I did it. I got my MAC – Migrating Access Code, or something like that – from my current ISP and relayed it to BT and the changeover will happen next Monday and I will probably never be heard from again. I had better print out what I can, while I can, about Knit Camp. I still don’t know what I’m going to do, but it’s as well to have the options open.

We talked about this Big Change while my sister was here. She thought I could run both accounts in parallel for a while. Can you in America? I think maybe it was possible here back in the simple days of dial-up, before the need for MACs.

A good day on the Green Granite Block front, too. The sixth rank is established. I’ll attempt a photograph tomorrow, when I should be far enough forward to let the fifth rank be seen in all its glory.

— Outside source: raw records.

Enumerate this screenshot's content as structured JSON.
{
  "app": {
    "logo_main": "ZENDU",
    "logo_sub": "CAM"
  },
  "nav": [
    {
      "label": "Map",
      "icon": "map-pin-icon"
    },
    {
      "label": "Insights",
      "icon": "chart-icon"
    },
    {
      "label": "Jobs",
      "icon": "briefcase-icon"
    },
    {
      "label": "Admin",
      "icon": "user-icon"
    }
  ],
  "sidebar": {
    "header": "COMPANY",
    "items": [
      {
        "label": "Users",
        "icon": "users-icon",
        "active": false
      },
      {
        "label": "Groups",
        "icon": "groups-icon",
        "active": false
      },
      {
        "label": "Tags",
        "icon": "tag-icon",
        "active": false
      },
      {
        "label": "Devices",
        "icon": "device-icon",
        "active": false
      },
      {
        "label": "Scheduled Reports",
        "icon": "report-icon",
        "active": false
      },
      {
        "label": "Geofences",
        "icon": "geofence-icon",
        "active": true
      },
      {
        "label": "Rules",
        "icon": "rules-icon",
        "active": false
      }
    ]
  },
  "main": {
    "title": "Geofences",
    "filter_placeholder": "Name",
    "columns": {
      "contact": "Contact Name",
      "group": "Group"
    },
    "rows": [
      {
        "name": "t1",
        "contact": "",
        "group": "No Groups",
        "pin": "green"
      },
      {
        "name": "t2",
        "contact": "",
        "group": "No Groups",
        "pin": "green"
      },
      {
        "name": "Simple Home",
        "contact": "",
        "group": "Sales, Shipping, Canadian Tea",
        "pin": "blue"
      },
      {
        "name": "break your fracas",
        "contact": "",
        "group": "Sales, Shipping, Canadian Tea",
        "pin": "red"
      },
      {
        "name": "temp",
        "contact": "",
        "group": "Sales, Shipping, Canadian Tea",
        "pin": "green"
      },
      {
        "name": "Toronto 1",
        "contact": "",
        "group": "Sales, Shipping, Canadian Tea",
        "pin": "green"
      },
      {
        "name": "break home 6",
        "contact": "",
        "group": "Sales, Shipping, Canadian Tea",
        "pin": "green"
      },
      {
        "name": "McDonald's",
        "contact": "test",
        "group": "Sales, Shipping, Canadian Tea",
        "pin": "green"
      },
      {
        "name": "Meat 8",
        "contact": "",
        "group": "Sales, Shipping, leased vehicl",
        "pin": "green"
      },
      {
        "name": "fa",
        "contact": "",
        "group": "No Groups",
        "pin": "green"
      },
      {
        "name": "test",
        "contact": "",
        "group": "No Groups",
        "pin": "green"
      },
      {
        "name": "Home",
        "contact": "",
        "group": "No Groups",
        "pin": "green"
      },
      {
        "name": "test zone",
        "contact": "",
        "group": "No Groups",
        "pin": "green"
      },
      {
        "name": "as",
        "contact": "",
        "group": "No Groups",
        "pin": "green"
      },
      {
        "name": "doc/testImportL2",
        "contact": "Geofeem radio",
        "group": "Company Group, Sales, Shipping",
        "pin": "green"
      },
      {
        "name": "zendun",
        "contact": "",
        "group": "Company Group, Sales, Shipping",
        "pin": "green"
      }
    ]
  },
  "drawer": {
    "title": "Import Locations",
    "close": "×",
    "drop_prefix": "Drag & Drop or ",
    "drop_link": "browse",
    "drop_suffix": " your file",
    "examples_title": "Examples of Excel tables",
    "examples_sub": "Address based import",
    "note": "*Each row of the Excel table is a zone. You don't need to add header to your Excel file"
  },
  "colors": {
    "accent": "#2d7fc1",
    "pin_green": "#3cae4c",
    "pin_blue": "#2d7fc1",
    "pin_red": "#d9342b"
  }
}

Greek Helen phoned yesterday, still in Athens. They’re coming to England later this week (as you should know by now from reading Mungo’s latest blog-entry) but going first to David’s family and only next week to us. So one of the things I must do is look out lace yarns and patterns for her to choose from.

I stumbled across the Emily Dickinson shawl (Ravelry link) yesterday – I like it a lot. My mother was a Dickinson scholar of some distinction, and Helen was very fond of her. So it would make some nice connections.

It involves, however, beads, which are against my religion. On the other hand, again, several knitters whose work I admire and respect are devoted to them. Maybe it is time to move forward. Perhaps I should at least buy the pattern and have it ready for Helen’s views. I’m not sure I have any suitably Dickinsian lace yarn, though. Mine tends towards garish.

Summer pudding (& vegetable-growing)

I use Delia Smith’s recipe for summer pudding, except, as I said, that I use only red currants. And take the crusts off the bread -- I don't think DS says that specifically. My husband says, oddly, that there should be a transverse slice of bread in the middle. That’s pretty well impossible, unless you’re using a bowl the size of a mixing bowl. Maybe he retains a vague war-time memory of days when red currants and sugar had to be made to go further? He’s right that the fruit-soaked bread is the whole point.

Mary Lou, I am worried about the removal of “walking onions” from your garden. They sound fun, and I thought I might go on to them when I had mastered bunching ones. I am trying to encourage every sort of vegetable that has the slightest capacity to look after itself. I constantly buy “spring onions” and I thought having something in the garden that would do as a substitute would be a real blessing.

By the way – I set out five salsola soda plants in the end, and they seemed, in the week we were there, to be taking hold very happily. I even tasted one. Yes! It’s not so much the flavour as the delicious and unexpected crunch.


  1. The Emily Dickinson shawl looks lovely, but might it not be a little dull to knit? It appears to be in stocking stitch with only the border enhanced. Some grat project names on that site, though.

  2. I am not going to remove them all, but they go walkabout quite wildly, mostly into my strawberry bed. They are really only good as spring onions, so they might be just the ticket for you.

  3. Our summer pudding was a crowd pleaser. Very similar to Delia's but ours called for the blue berries and strawberries to be cooked until they break down, with the more tender berries added towards the end. Then the skins and seeds are removed and only the thick juice used. We used a challah bread which was quite nice.

    Thank you for sharing your link!

    I almost never see currants in our markets but will keep my eyes peeled for them in the future. I do love currant jelly so imagine pudding with the would be delightful.